● **MATERIALS PROVIDED**:

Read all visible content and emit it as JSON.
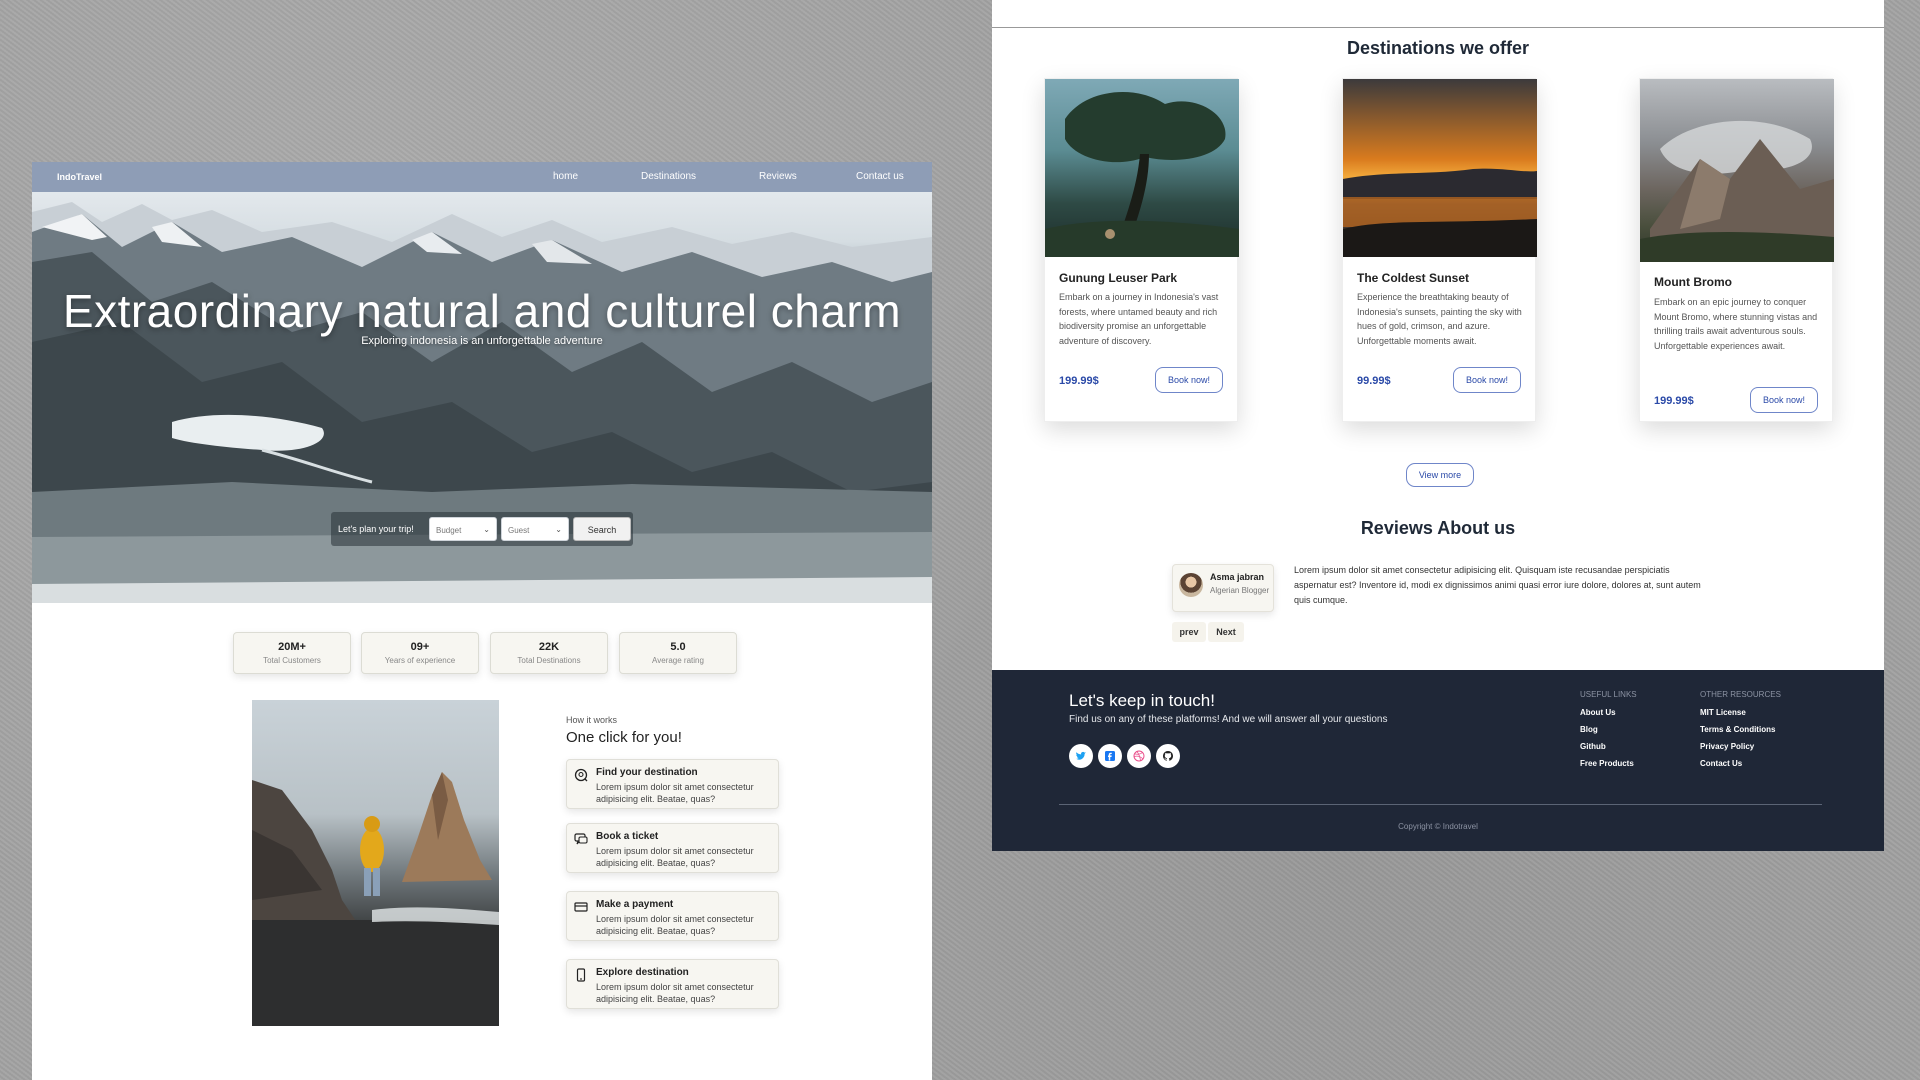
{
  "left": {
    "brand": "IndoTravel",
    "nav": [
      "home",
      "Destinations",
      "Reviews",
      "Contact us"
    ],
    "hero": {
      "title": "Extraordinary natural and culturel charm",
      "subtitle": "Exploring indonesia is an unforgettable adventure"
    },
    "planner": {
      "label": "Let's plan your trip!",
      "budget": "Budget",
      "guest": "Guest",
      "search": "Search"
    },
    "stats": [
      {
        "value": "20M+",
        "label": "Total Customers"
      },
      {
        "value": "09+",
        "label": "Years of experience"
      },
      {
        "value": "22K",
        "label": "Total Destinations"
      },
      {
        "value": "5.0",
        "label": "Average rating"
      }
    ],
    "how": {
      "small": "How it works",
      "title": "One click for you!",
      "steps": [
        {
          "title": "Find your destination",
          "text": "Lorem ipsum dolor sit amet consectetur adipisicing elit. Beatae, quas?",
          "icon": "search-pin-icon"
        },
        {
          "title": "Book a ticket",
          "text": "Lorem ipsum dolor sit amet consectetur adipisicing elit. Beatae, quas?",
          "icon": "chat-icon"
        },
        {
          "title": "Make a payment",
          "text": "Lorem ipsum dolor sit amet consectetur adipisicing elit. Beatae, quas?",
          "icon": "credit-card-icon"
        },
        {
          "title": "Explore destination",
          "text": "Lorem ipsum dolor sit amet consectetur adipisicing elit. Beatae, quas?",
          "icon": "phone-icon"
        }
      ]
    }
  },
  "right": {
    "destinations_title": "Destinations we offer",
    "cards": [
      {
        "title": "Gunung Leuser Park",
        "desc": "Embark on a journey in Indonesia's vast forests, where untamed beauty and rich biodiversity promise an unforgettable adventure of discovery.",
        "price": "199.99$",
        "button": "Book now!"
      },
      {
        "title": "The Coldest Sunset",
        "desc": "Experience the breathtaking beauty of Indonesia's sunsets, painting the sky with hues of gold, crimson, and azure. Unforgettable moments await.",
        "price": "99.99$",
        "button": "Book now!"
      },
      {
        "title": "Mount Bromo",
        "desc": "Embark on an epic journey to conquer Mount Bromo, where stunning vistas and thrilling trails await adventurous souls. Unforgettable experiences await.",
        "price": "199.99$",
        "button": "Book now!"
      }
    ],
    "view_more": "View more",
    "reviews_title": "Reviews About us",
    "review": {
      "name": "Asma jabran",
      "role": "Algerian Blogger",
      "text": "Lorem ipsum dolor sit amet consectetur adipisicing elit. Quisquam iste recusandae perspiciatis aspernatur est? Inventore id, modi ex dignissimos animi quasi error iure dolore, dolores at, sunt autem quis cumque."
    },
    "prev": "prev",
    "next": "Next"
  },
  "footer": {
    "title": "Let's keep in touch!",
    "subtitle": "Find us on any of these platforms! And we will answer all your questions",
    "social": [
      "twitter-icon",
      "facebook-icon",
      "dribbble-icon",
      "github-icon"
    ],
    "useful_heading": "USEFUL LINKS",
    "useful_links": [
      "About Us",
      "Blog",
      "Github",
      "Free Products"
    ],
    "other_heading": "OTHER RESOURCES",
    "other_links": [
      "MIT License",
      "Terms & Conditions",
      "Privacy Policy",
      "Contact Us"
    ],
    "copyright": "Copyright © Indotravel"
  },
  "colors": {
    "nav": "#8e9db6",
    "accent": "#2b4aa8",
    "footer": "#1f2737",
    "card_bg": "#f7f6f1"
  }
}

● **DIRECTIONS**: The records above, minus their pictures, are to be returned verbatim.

● **ANSWER TO THE EXERCISE**:
Read all visible content and emit it as JSON.
{
  "left": {
    "brand": "IndoTravel",
    "nav": [
      "home",
      "Destinations",
      "Reviews",
      "Contact us"
    ],
    "hero": {
      "title": "Extraordinary natural and culturel charm",
      "subtitle": "Exploring indonesia is an unforgettable adventure"
    },
    "planner": {
      "label": "Let's plan your trip!",
      "budget": "Budget",
      "guest": "Guest",
      "search": "Search"
    },
    "stats": [
      {
        "value": "20M+",
        "label": "Total Customers"
      },
      {
        "value": "09+",
        "label": "Years of experience"
      },
      {
        "value": "22K",
        "label": "Total Destinations"
      },
      {
        "value": "5.0",
        "label": "Average rating"
      }
    ],
    "how": {
      "small": "How it works",
      "title": "One click for you!",
      "steps": [
        {
          "title": "Find your destination",
          "text": "Lorem ipsum dolor sit amet consectetur adipisicing elit. Beatae, quas?",
          "icon": "search-pin-icon"
        },
        {
          "title": "Book a ticket",
          "text": "Lorem ipsum dolor sit amet consectetur adipisicing elit. Beatae, quas?",
          "icon": "chat-icon"
        },
        {
          "title": "Make a payment",
          "text": "Lorem ipsum dolor sit amet consectetur adipisicing elit. Beatae, quas?",
          "icon": "credit-card-icon"
        },
        {
          "title": "Explore destination",
          "text": "Lorem ipsum dolor sit amet consectetur adipisicing elit. Beatae, quas?",
          "icon": "phone-icon"
        }
      ]
    }
  },
  "right": {
    "destinations_title": "Destinations we offer",
    "cards": [
      {
        "title": "Gunung Leuser Park",
        "desc": "Embark on a journey in Indonesia's vast forests, where untamed beauty and rich biodiversity promise an unforgettable adventure of discovery.",
        "price": "199.99$",
        "button": "Book now!"
      },
      {
        "title": "The Coldest Sunset",
        "desc": "Experience the breathtaking beauty of Indonesia's sunsets, painting the sky with hues of gold, crimson, and azure. Unforgettable moments await.",
        "price": "99.99$",
        "button": "Book now!"
      },
      {
        "title": "Mount Bromo",
        "desc": "Embark on an epic journey to conquer Mount Bromo, where stunning vistas and thrilling trails await adventurous souls. Unforgettable experiences await.",
        "price": "199.99$",
        "button": "Book now!"
      }
    ],
    "view_more": "View more",
    "reviews_title": "Reviews About us",
    "review": {
      "name": "Asma jabran",
      "role": "Algerian Blogger",
      "text": "Lorem ipsum dolor sit amet consectetur adipisicing elit. Quisquam iste recusandae perspiciatis aspernatur est? Inventore id, modi ex dignissimos animi quasi error iure dolore, dolores at, sunt autem quis cumque."
    },
    "prev": "prev",
    "next": "Next"
  },
  "footer": {
    "title": "Let's keep in touch!",
    "subtitle": "Find us on any of these platforms! And we will answer all your questions",
    "social": [
      "twitter-icon",
      "facebook-icon",
      "dribbble-icon",
      "github-icon"
    ],
    "useful_heading": "USEFUL LINKS",
    "useful_links": [
      "About Us",
      "Blog",
      "Github",
      "Free Products"
    ],
    "other_heading": "OTHER RESOURCES",
    "other_links": [
      "MIT License",
      "Terms & Conditions",
      "Privacy Policy",
      "Contact Us"
    ],
    "copyright": "Copyright © Indotravel"
  },
  "colors": {
    "nav": "#8e9db6",
    "accent": "#2b4aa8",
    "footer": "#1f2737",
    "card_bg": "#f7f6f1"
  }
}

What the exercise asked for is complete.